→ Brief: Type out all the records again exactly.

→ Provided material:
[Start of section]
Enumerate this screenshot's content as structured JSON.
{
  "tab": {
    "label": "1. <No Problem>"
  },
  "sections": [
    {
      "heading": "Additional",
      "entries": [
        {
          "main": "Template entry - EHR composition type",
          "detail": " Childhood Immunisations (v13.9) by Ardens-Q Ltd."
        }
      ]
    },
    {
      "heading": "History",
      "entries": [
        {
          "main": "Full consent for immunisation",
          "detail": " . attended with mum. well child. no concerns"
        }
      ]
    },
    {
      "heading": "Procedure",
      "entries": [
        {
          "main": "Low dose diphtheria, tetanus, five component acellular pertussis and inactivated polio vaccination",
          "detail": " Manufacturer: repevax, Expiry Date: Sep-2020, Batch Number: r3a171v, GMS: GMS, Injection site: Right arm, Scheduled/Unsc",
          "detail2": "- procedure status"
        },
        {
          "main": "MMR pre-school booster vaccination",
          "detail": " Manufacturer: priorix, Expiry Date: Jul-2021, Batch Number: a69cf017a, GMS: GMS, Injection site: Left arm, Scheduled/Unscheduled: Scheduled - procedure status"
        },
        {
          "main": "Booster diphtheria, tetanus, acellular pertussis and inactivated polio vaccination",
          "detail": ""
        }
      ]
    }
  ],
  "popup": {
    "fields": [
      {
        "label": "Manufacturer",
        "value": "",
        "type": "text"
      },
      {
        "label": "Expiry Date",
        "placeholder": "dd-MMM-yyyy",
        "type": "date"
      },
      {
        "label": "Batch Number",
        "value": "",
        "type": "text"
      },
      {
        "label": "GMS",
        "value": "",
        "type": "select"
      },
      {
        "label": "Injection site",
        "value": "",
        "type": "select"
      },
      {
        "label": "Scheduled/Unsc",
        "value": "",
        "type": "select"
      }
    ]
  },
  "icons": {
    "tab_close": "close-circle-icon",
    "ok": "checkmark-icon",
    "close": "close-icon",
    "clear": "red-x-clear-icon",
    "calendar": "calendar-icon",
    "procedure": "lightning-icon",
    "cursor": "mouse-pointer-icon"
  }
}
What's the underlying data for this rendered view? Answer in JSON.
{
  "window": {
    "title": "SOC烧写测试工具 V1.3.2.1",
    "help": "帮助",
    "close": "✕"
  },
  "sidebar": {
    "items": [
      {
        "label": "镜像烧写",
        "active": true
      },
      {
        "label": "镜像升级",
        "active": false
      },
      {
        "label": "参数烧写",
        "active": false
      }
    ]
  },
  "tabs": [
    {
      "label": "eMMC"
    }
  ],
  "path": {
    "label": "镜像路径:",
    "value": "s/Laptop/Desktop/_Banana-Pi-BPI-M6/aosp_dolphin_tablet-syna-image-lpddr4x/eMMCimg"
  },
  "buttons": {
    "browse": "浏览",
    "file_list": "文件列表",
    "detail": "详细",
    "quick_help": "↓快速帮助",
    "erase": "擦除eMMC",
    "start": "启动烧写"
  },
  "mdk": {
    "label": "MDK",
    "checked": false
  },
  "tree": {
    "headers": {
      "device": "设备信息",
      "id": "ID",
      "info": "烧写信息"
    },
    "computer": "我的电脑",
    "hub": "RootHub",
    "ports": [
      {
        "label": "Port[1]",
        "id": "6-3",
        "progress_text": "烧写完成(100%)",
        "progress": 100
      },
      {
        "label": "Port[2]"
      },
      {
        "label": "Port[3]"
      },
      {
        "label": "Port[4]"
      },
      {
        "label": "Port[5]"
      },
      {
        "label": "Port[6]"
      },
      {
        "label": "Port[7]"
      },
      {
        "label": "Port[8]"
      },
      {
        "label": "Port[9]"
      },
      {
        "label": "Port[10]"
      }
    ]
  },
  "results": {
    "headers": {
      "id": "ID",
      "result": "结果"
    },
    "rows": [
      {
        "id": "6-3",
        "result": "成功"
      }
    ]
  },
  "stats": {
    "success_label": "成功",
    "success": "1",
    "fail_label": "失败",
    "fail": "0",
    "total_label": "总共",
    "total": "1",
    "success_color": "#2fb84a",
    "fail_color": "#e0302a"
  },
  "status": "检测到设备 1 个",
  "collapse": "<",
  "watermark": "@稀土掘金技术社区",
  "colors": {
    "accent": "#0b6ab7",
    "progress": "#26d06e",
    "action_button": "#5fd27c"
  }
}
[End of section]
→ Answer for the task:
Enumerate this screenshot's content as structured JSON.
{
  "tab": {
    "label": "1. <No Problem>"
  },
  "sections": [
    {
      "heading": "Additional",
      "entries": [
        {
          "main": "Template entry - EHR composition type",
          "detail": " Childhood Immunisations (v13.9) by Ardens-Q Ltd."
        }
      ]
    },
    {
      "heading": "History",
      "entries": [
        {
          "main": "Full consent for immunisation",
          "detail": " . attended with mum. well child. no concerns"
        }
      ]
    },
    {
      "heading": "Procedure",
      "entries": [
        {
          "main": "Low dose diphtheria, tetanus, five component acellular pertussis and inactivated polio vaccination",
          "detail": " Manufacturer: repevax, Expiry Date: Sep-2020, Batch Number: r3a171v, GMS: GMS, Injection site: Right arm, Scheduled/Unsc",
          "detail2": "- procedure status"
        },
        {
          "main": "MMR pre-school booster vaccination",
          "detail": " Manufacturer: priorix, Expiry Date: Jul-2021, Batch Number: a69cf017a, GMS: GMS, Injection site: Left arm, Scheduled/Unscheduled: Scheduled - procedure status"
        },
        {
          "main": "Booster diphtheria, tetanus, acellular pertussis and inactivated polio vaccination",
          "detail": ""
        }
      ]
    }
  ],
  "popup": {
    "fields": [
      {
        "label": "Manufacturer",
        "value": "",
        "type": "text"
      },
      {
        "label": "Expiry Date",
        "placeholder": "dd-MMM-yyyy",
        "type": "date"
      },
      {
        "label": "Batch Number",
        "value": "",
        "type": "text"
      },
      {
        "label": "GMS",
        "value": "",
        "type": "select"
      },
      {
        "label": "Injection site",
        "value": "",
        "type": "select"
      },
      {
        "label": "Scheduled/Unsc",
        "value": "",
        "type": "select"
      }
    ]
  },
  "icons": {
    "tab_close": "close-circle-icon",
    "ok": "checkmark-icon",
    "close": "close-icon",
    "clear": "red-x-clear-icon",
    "calendar": "calendar-icon",
    "procedure": "lightning-icon",
    "cursor": "mouse-pointer-icon"
  }
}
What's the underlying data for this rendered view? Answer in JSON.
{
  "window": {
    "title": "SOC烧写测试工具 V1.3.2.1",
    "help": "帮助",
    "close": "✕"
  },
  "sidebar": {
    "items": [
      {
        "label": "镜像烧写",
        "active": true
      },
      {
        "label": "镜像升级",
        "active": false
      },
      {
        "label": "参数烧写",
        "active": false
      }
    ]
  },
  "tabs": [
    {
      "label": "eMMC"
    }
  ],
  "path": {
    "label": "镜像路径:",
    "value": "s/Laptop/Desktop/_Banana-Pi-BPI-M6/aosp_dolphin_tablet-syna-image-lpddr4x/eMMCimg"
  },
  "buttons": {
    "browse": "浏览",
    "file_list": "文件列表",
    "detail": "详细",
    "quick_help": "↓快速帮助",
    "erase": "擦除eMMC",
    "start": "启动烧写"
  },
  "mdk": {
    "label": "MDK",
    "checked": false
  },
  "tree": {
    "headers": {
      "device": "设备信息",
      "id": "ID",
      "info": "烧写信息"
    },
    "computer": "我的电脑",
    "hub": "RootHub",
    "ports": [
      {
        "label": "Port[1]",
        "id": "6-3",
        "progress_text": "烧写完成(100%)",
        "progress": 100
      },
      {
        "label": "Port[2]"
      },
      {
        "label": "Port[3]"
      },
      {
        "label": "Port[4]"
      },
      {
        "label": "Port[5]"
      },
      {
        "label": "Port[6]"
      },
      {
        "label": "Port[7]"
      },
      {
        "label": "Port[8]"
      },
      {
        "label": "Port[9]"
      },
      {
        "label": "Port[10]"
      }
    ]
  },
  "results": {
    "headers": {
      "id": "ID",
      "result": "结果"
    },
    "rows": [
      {
        "id": "6-3",
        "result": "成功"
      }
    ]
  },
  "stats": {
    "success_label": "成功",
    "success": "1",
    "fail_label": "失败",
    "fail": "0",
    "total_label": "总共",
    "total": "1",
    "success_color": "#2fb84a",
    "fail_color": "#e0302a"
  },
  "status": "检测到设备 1 个",
  "collapse": "<",
  "watermark": "@稀土掘金技术社区",
  "colors": {
    "accent": "#0b6ab7",
    "progress": "#26d06e",
    "action_button": "#5fd27c"
  }
}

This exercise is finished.